EXERCISE BRIEF:
Return every line below in which "sparkle" appears.

┌─ RECORD EXTRACTS

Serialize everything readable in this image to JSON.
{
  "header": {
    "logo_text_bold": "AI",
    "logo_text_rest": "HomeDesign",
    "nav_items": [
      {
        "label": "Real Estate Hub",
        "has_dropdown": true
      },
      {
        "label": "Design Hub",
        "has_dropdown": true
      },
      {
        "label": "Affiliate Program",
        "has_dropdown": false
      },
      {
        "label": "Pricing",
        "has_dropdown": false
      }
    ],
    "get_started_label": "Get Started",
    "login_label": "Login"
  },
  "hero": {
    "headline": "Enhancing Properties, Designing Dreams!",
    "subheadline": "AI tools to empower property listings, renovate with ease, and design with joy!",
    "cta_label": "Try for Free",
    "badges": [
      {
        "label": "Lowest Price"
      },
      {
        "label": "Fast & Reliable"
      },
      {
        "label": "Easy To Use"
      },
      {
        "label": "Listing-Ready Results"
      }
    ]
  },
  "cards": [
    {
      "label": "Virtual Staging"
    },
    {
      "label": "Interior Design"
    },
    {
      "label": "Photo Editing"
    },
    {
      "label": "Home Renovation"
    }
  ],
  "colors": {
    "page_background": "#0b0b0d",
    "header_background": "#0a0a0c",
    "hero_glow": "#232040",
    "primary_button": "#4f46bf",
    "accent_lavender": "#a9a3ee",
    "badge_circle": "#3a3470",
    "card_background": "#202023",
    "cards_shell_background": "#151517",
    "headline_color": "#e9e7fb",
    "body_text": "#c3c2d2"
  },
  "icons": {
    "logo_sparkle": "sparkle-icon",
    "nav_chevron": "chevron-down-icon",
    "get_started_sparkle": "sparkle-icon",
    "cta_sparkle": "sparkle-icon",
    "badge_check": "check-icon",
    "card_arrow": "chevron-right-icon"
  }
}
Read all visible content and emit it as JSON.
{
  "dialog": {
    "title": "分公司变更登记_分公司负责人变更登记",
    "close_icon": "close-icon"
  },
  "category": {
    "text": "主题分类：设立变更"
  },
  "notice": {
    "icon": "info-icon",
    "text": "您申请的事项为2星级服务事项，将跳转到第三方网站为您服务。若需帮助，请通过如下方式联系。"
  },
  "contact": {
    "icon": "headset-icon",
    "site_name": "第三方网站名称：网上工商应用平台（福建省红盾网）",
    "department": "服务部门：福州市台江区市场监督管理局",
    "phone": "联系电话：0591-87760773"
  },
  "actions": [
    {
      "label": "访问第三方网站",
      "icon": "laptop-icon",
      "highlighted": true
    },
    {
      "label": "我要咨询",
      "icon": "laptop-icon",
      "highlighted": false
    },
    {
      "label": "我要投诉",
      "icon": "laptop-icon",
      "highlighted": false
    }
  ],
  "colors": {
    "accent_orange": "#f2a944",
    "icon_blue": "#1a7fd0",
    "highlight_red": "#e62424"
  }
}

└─

RESPONSE TO THIS EXERCISE:
    "logo_sparkle": "sparkle-icon",
    "get_started_sparkle": "sparkle-icon",
    "cta_sparkle": "sparkle-icon",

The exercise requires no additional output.